Glyphosate-resistant giant ragweed is officially in Ontario, weed scientist Peter Sikkema recently confirmed. Researchers grew plants from seeds of giant ragweed found in farmers’ fields in the southwestern part of the province in 2008 and the resulting weeds were resistant to glyphosate, Sikkema says.
During a recent farm meeting he showed a picture of two giant ragweed plants about a foot apart shortly after being sprayed with glyphosate. The resistant plant’s leaves turned black quickly so it could not translocate the chemical to the growing point.
Glyphosate-resistant giant ragweed plants were seen in several other locations throughout Ontario in 2009, including Pelee Island. “Now it’s even more important to implement practices to limit glyphosate resistance,” says Sikkema, a scientist in the department of plant agriculture at the University of Guelph’s Ridgetown Campus.
Guelph’s Ontario Agricultural College has been investigating the possibility of glyphosate-resistant ragweed since May last year.

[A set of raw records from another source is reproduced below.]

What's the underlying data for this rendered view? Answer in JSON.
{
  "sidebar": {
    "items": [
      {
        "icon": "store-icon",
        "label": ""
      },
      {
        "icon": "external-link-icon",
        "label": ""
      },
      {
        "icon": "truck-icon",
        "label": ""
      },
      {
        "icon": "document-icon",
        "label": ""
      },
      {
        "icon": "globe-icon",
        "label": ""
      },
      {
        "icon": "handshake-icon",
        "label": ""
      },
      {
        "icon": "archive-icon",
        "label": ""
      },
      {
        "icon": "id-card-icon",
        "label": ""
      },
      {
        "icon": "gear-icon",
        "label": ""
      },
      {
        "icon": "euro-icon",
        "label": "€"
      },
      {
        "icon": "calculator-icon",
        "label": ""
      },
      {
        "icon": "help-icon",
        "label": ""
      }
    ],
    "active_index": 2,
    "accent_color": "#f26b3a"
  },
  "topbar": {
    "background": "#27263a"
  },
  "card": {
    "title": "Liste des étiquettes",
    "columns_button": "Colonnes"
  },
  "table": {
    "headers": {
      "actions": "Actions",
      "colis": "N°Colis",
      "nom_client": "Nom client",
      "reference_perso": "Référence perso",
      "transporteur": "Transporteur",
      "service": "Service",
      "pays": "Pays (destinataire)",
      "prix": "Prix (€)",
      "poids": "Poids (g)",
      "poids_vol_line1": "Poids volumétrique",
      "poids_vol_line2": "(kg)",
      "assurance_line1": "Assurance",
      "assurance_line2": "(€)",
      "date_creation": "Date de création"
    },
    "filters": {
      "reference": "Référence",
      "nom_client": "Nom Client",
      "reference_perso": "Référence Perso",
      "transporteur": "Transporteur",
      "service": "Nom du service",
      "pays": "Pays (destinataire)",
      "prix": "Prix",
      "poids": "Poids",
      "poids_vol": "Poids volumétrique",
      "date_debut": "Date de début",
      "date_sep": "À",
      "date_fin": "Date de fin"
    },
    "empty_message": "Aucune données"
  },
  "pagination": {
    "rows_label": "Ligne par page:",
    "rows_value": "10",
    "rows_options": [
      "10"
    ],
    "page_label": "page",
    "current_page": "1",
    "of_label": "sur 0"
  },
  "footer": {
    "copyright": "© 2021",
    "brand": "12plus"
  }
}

At that time, the suspected resistant biotype had been found only in one small identified area of a 580-acre field. The giant ragweed population in question was brought to researchers’ attention in late 2008, in a field planted to Roundup Ready soybeans in Essex County.
Monsanto, which markets the Roundup brand of glyphosates and owns the Roundup Ready genetics used to breed glyphosate tolerance into various crops, had previously noted just nine weed species in the U. S. and 14 globally with resistance to the chemical.
Maggie Van Camp is an associate editor with our sister publication, Country Guide, and is based in southern Ontario. Includes files from AGCanada.com.